• [Your assignment]
Work through the records that follow and return each line containing the word "this".

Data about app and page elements
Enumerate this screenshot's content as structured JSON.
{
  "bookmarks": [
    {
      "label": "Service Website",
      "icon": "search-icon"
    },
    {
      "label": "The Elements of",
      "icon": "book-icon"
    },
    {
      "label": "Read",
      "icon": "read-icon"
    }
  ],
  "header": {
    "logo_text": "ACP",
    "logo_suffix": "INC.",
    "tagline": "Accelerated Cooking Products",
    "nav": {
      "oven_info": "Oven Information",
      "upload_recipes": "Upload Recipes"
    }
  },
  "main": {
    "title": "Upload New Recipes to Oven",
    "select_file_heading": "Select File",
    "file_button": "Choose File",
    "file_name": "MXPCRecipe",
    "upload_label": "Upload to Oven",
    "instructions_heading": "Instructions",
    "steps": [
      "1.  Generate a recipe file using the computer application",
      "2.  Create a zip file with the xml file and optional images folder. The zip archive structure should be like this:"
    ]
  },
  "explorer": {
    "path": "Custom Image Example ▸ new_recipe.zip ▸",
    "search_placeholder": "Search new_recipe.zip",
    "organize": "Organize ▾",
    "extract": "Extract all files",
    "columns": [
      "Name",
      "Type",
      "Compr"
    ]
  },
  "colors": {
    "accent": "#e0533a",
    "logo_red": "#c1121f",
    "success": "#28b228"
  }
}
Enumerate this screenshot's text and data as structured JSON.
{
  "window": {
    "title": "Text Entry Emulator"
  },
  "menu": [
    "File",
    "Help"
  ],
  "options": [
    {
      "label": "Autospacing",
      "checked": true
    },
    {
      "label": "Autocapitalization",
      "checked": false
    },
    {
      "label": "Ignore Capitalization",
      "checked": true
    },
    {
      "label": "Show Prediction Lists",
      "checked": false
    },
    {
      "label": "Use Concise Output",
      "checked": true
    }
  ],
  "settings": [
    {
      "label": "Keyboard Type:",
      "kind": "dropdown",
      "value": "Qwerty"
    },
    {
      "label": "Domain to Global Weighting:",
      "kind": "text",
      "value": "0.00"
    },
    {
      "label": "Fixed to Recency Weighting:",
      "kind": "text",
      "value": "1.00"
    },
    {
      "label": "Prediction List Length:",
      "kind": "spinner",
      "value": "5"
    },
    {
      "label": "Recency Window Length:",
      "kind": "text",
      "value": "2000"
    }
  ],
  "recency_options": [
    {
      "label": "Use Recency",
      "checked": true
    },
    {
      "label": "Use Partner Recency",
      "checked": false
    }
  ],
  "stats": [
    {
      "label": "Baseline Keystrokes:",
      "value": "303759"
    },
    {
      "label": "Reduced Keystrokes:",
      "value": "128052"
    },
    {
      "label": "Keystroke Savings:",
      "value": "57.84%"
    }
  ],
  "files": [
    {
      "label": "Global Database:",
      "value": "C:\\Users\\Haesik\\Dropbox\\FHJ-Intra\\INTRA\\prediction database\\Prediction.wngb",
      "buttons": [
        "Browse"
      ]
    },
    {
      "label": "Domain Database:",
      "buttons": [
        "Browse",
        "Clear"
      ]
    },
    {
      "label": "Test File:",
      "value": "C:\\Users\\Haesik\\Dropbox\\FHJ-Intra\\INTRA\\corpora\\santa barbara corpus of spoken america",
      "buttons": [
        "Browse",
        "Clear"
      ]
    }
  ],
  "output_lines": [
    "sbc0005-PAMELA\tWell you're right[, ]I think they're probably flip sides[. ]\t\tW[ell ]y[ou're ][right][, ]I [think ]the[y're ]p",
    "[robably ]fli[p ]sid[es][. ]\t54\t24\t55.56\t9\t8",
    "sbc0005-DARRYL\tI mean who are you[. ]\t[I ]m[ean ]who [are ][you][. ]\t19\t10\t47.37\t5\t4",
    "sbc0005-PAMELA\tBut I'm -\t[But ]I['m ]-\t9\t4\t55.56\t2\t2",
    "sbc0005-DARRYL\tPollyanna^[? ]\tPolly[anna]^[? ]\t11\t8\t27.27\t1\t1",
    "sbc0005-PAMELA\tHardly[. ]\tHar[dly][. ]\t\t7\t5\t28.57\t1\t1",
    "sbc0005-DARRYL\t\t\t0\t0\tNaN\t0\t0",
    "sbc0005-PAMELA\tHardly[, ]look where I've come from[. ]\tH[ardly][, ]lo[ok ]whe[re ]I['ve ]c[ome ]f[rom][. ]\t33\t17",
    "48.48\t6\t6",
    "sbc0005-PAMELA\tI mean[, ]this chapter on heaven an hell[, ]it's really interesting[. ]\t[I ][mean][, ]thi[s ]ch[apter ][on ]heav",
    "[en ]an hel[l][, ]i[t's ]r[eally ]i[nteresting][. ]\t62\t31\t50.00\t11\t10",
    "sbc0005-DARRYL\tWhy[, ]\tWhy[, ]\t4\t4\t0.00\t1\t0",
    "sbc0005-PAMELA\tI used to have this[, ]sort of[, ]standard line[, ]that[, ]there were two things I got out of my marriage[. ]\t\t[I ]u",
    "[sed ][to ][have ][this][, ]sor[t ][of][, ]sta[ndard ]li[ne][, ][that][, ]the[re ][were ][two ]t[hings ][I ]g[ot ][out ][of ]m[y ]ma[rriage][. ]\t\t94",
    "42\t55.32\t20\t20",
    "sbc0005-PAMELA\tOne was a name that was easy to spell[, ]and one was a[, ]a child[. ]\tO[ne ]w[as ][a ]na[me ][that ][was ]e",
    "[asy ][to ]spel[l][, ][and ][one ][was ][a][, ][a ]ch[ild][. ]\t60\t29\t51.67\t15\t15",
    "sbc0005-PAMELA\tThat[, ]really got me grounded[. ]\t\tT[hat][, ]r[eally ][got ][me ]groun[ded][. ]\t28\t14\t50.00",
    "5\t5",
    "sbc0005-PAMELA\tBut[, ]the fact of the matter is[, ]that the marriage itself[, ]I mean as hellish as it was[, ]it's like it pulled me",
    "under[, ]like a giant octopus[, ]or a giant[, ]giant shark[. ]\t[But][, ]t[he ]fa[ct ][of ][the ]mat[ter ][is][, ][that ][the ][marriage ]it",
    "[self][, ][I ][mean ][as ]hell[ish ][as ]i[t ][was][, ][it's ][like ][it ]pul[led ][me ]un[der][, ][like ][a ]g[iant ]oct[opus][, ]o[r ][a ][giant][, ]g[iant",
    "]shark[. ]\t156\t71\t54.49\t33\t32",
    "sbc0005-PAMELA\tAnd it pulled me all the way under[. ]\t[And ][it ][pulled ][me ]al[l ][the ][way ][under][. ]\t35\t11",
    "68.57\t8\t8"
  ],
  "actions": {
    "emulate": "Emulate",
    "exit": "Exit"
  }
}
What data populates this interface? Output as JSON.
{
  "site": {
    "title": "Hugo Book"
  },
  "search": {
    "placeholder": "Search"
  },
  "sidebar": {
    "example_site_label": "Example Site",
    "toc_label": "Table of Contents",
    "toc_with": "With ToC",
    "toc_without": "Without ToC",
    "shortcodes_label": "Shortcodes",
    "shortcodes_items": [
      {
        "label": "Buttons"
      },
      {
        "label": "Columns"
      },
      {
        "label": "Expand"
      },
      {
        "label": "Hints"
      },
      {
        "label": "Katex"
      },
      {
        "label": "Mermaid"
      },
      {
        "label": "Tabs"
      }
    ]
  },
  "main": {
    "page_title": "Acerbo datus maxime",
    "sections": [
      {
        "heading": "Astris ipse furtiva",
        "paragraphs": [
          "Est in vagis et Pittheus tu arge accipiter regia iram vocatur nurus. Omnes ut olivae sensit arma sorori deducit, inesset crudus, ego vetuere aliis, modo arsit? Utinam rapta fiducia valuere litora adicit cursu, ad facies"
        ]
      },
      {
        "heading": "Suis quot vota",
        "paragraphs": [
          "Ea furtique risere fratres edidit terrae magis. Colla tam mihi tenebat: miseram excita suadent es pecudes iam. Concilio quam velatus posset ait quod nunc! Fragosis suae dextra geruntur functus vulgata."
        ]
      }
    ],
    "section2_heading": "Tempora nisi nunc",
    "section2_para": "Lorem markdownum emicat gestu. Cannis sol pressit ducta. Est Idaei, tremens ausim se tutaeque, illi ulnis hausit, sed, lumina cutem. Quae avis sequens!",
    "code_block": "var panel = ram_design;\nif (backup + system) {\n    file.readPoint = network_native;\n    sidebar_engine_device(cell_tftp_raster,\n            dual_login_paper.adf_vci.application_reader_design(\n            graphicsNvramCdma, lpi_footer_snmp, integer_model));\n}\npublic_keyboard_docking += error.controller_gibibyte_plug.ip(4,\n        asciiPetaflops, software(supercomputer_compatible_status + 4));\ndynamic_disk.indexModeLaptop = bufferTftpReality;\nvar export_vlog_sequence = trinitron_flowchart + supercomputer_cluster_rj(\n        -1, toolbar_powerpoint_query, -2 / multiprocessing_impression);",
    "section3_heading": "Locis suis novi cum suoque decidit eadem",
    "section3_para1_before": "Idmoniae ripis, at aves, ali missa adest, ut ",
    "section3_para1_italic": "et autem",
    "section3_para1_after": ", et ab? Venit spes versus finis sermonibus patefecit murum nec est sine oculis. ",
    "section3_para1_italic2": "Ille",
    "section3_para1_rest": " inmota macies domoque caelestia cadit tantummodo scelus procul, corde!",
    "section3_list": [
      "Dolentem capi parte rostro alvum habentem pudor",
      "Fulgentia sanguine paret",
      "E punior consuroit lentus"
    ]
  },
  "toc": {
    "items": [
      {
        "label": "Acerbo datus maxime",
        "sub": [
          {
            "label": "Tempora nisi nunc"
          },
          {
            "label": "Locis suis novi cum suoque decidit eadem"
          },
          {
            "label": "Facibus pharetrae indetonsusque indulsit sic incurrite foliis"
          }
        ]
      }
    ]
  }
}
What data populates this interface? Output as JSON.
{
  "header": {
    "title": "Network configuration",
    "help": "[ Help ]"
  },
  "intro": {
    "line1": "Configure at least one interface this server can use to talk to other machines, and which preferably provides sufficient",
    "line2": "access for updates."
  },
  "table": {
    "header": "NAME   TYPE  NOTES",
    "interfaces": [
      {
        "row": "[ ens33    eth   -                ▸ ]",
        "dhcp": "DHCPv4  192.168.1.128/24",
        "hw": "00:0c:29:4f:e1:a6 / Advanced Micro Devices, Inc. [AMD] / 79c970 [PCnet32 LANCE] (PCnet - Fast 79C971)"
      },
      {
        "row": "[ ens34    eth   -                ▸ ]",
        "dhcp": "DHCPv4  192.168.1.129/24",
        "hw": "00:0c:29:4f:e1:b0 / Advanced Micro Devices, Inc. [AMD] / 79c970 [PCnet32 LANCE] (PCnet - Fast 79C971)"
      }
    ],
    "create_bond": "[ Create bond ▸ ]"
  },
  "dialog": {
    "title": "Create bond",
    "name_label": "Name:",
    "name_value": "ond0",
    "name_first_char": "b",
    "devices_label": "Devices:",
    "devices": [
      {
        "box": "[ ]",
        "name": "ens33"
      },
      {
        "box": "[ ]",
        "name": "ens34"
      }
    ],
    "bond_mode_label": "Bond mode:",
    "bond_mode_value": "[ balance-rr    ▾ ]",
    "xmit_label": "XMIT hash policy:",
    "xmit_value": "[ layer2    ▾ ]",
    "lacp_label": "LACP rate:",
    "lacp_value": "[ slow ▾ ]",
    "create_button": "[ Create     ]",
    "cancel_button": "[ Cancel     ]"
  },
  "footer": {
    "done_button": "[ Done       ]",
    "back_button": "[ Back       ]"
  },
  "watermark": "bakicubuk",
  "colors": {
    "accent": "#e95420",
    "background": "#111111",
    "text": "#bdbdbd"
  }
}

• [Completed task]
Enumerate this screenshot's content as structured JSON.
      "2.  Create a zip file with the xml file and optional images folder. The zip archive structure should be like this:"
Enumerate this screenshot's text and data as structured JSON.
    "sbc0005-PAMELA\tI mean[, ]this chapter on heaven an hell[, ]it's really interesting[. ]\t[I ][mean][, ]thi[s ]ch[apter ][on ]heav",
    "sbc0005-PAMELA\tI used to have this[, ]sort of[, ]standard line[, ]that[, ]there were two things I got out of my marriage[. ]\t\t[I ]u",
    "[sed ][to ][have ][this][, ]sor[t ][of][, ]sta[ndard ]li[ne][, ][that][, ]the[re ][were ][two ]t[hings ][I ]g[ot ][out ][of ]m[y ]ma[rriage][. ]\t\t94",
What data populates this interface? Output as JSON.
What data populates this interface? Output as JSON.
    "line1": "Configure at least one interface this server can use to talk to other machines, and which preferably provides sufficient",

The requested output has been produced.